Every record must be repeated exactly, with no omission.
##############################
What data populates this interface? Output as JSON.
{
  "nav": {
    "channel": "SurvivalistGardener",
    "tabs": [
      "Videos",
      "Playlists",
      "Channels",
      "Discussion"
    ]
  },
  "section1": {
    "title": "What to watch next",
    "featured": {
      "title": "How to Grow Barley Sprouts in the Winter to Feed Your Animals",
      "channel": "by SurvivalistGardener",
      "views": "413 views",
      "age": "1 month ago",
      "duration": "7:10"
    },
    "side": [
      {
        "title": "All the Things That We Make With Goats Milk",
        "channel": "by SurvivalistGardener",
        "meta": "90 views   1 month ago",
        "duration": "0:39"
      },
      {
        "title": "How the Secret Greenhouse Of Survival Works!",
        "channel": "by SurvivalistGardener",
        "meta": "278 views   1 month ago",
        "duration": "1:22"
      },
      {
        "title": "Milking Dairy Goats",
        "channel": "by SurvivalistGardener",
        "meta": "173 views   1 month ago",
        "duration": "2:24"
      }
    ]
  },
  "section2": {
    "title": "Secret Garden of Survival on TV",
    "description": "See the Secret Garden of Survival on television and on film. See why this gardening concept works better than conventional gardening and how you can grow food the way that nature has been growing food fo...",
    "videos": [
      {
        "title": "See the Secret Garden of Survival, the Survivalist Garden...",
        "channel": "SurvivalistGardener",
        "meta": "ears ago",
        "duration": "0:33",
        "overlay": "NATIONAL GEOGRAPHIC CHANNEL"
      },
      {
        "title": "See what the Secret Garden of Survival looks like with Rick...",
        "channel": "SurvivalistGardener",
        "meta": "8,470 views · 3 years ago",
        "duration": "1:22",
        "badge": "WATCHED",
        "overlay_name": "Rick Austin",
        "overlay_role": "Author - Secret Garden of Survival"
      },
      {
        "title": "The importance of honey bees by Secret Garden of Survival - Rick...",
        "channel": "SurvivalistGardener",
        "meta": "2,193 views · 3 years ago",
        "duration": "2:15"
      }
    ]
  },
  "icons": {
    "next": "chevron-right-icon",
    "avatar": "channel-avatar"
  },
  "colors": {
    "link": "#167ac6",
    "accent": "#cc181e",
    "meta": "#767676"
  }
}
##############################
■ **Output for this task**:
What data populates this interface? Output as JSON.
{
  "nav": {
    "channel": "SurvivalistGardener",
    "tabs": [
      "Videos",
      "Playlists",
      "Channels",
      "Discussion"
    ]
  },
  "section1": {
    "title": "What to watch next",
    "featured": {
      "title": "How to Grow Barley Sprouts in the Winter to Feed Your Animals",
      "channel": "by SurvivalistGardener",
      "views": "413 views",
      "age": "1 month ago",
      "duration": "7:10"
    },
    "side": [
      {
        "title": "All the Things That We Make With Goats Milk",
        "channel": "by SurvivalistGardener",
        "meta": "90 views   1 month ago",
        "duration": "0:39"
      },
      {
        "title": "How the Secret Greenhouse Of Survival Works!",
        "channel": "by SurvivalistGardener",
        "meta": "278 views   1 month ago",
        "duration": "1:22"
      },
      {
        "title": "Milking Dairy Goats",
        "channel": "by SurvivalistGardener",
        "meta": "173 views   1 month ago",
        "duration": "2:24"
      }
    ]
  },
  "section2": {
    "title": "Secret Garden of Survival on TV",
    "description": "See the Secret Garden of Survival on television and on film. See why this gardening concept works better than conventional gardening and how you can grow food the way that nature has been growing food fo...",
    "videos": [
      {
        "title": "See the Secret Garden of Survival, the Survivalist Garden...",
        "channel": "SurvivalistGardener",
        "meta": "ears ago",
        "duration": "0:33",
        "overlay": "NATIONAL GEOGRAPHIC CHANNEL"
      },
      {
        "title": "See what the Secret Garden of Survival looks like with Rick...",
        "channel": "SurvivalistGardener",
        "meta": "8,470 views · 3 years ago",
        "duration": "1:22",
        "badge": "WATCHED",
        "overlay_name": "Rick Austin",
        "overlay_role": "Author - Secret Garden of Survival"
      },
      {
        "title": "The importance of honey bees by Secret Garden of Survival - Rick...",
        "channel": "SurvivalistGardener",
        "meta": "2,193 views · 3 years ago",
        "duration": "2:15"
      }
    ]
  },
  "icons": {
    "next": "chevron-right-icon",
    "avatar": "channel-avatar"
  },
  "colors": {
    "link": "#167ac6",
    "accent": "#cc181e",
    "meta": "#767676"
  }
}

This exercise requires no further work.